Sometimes there are whole scenes in James Bond movies in Russian with no subtitles, such as in From Russia With Love. If you can speak Russian, you’ll get the satisfaction of being able to understand these and explain them to anybody watching with you. Also, in video games like Call of Duty, sometimes the Russian soldiers give you hints in Russian with no subtitles, so only Russian speakers can understand.
And have I already mentioned that we have a super-secret spy theme in Memrise’s Russian course where you learn to decode enemy secret plans? James Bond stuff
There’s nothing quite like leaving the house one morning and it being -40C and everything is under two metres of snow. And there’s no experience like living through that and surviving to tell the tale. If you love snow, Russian is the language for you.
Sometimes studying Russian grammar can feel exactly like the cyclist in that video. Just when you think you’ve done it, you discover there’s a whole lot more to go. Russian grammar is a real test of logic and stamina, but is extremely rewarding once you get there. Don’t give up!
If idioms are like colour in a language, then Russian is one of the most colourful languages imaginable. They involve all sorts of farm animals, foods, and political officials. For an impressively exhaustive list, see here.

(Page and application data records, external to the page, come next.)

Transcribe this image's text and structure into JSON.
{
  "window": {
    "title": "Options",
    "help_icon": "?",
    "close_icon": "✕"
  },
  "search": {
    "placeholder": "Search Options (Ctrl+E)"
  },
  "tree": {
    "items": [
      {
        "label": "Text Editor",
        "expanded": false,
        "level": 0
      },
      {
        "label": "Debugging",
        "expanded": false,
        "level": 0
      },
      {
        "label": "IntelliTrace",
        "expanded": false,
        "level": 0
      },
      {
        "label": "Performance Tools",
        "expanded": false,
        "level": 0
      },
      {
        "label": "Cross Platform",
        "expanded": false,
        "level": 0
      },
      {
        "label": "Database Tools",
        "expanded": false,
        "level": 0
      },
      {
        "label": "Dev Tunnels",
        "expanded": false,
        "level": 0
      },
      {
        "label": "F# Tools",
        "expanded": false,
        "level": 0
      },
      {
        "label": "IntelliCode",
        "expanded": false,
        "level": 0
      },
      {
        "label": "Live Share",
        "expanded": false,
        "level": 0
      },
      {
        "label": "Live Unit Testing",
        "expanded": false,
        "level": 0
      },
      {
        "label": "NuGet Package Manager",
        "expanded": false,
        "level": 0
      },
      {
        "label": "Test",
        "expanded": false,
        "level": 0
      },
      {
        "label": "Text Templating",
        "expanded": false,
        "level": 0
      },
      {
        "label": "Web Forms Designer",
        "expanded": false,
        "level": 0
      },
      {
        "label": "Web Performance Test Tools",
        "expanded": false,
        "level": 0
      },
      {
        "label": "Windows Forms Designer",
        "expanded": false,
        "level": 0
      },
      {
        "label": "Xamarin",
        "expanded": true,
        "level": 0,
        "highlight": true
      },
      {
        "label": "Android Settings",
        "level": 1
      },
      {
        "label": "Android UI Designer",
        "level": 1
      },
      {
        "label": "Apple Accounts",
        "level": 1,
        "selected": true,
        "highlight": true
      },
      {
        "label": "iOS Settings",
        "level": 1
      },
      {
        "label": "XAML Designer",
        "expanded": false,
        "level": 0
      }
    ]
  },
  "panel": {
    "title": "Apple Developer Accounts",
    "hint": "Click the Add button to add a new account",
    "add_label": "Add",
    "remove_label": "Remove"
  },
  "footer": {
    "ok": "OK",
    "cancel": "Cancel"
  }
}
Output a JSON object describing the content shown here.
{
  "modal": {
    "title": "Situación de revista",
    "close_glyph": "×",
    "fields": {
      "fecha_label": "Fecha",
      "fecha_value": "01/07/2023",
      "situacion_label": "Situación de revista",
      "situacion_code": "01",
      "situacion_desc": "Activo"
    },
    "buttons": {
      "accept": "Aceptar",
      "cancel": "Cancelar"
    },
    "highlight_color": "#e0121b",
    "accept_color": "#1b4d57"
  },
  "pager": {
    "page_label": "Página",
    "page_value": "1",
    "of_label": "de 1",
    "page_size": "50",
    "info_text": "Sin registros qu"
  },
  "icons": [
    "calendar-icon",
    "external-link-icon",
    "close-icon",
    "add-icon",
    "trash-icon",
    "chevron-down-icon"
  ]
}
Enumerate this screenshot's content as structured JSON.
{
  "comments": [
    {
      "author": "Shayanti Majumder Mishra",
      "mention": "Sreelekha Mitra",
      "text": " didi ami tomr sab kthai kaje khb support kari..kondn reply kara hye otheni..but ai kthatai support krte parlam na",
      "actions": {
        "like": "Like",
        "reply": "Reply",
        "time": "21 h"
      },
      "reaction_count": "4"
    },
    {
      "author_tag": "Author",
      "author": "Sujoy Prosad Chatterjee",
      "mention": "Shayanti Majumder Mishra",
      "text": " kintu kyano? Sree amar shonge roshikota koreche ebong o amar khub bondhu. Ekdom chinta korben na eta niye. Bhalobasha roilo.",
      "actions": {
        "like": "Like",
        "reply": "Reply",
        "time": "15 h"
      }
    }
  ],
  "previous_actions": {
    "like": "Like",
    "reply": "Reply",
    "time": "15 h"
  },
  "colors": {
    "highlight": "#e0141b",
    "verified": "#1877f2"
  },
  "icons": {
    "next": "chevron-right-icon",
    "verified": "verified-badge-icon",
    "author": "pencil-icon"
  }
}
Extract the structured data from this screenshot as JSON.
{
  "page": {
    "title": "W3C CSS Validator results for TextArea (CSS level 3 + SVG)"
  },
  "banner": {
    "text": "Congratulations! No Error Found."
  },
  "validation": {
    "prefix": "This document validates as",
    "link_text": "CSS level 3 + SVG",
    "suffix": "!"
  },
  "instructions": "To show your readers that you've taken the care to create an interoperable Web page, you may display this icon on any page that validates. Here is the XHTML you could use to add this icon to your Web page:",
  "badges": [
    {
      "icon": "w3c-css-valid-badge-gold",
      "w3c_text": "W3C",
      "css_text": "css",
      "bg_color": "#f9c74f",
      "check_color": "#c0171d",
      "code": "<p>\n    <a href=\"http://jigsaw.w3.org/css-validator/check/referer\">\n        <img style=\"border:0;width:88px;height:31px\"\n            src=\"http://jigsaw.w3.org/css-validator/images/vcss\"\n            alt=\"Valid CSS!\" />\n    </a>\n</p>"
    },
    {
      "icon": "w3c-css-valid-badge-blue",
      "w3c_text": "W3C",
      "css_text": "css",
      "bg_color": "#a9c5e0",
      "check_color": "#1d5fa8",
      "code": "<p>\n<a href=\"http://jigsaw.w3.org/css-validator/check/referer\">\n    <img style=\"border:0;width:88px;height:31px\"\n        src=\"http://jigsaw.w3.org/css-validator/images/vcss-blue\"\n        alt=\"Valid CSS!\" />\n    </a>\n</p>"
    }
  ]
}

Slavic languages all seem equally baffling and impossible at first, but once you’ve learned one it’s amazingly easy to start picking the others up. They all have plenty of words in common, and much of the grammar is very similar too, although with some differences. Learning Russian could be your foot in the door to understanding what other people in Eastern Europe are saying too!
It sounds cliché, but the Intelligence Services are always complaining that they are woefully understaffed when it comes to Russian speakers. That means learning Russian could be your gateway to a brand new exciting career in the building in the picture above (or was that just a decoy?). But as the Russian speaking world is so big and represents such a big market, there are also many other jobs in finance, law and international business where knowing Russian is a real asset.
If you’ve never heard of Cheburashka before, this is the adorable Soviet-era toy that is the centre piece of every Russian speaker’s childhood memories. Welcome to hours of procrastinating watching all of his videos on YouTube and trying to learn the lyrics.
There is one green herb which is unavoidable in Russian cuisine: dill. You will find it on literally every type of food you can imagine – soups, chips, fish, meat, vegetables, mayonnaise, salads, more dill… Love it or hate it, one thing’s for certain, and that’s if you go to Russia you will find yourself having to eat it!
When faced with the task of learning a mammoth language like Russian, all those days of worrying about ‘ser’ and ‘estar’ in Spanish or different genders in French will shrink out of your memory. Did you know Russian has six cases? And at least two aspectual pairs for every verb? And a seemingly infinite number of combinations required just to express the word ‘to go’? And a totally different alphabet and a vocabulary that looks nothing like any language you’ve ever seen before? Welcome to the real challenge!
Anthony Burgess deliberately used Russian to create Nadsat, the secret, menacing slang of his classic novel A Clockwork Orange, and the film that followed. If you speak Russian, you’ll know what ‘droogies’ and ‘devotchkas’ are, or what he means when he keeps ‘viditing’ things.
In Russian, everybody has a first name (имя) and surname (фамилия), but also a patronymic (отечество), which is always based on their father’s name. To address someone formally, you would have to call them by their first name and patronymic. So if your name is Joe Bloggs, and your father’s called Steve, your Russian name would be Joe Steveovych Bloggs. And if your name is Mary Bloggs, and your father’s called Steve, you’d be Mary Steveovna Bloggs. Get it?
Alex is Memrise’s Language Learner in Residence. He spends his time working with the Language Research Team, making fun videos about languages, and contributing to the Memrise blog. He tweets @rawlangs_alex.
In his free time he enjoys cooking, watching films, and walking his dog. He also writes books, like this one.
Interested in writing for us? Contact us here!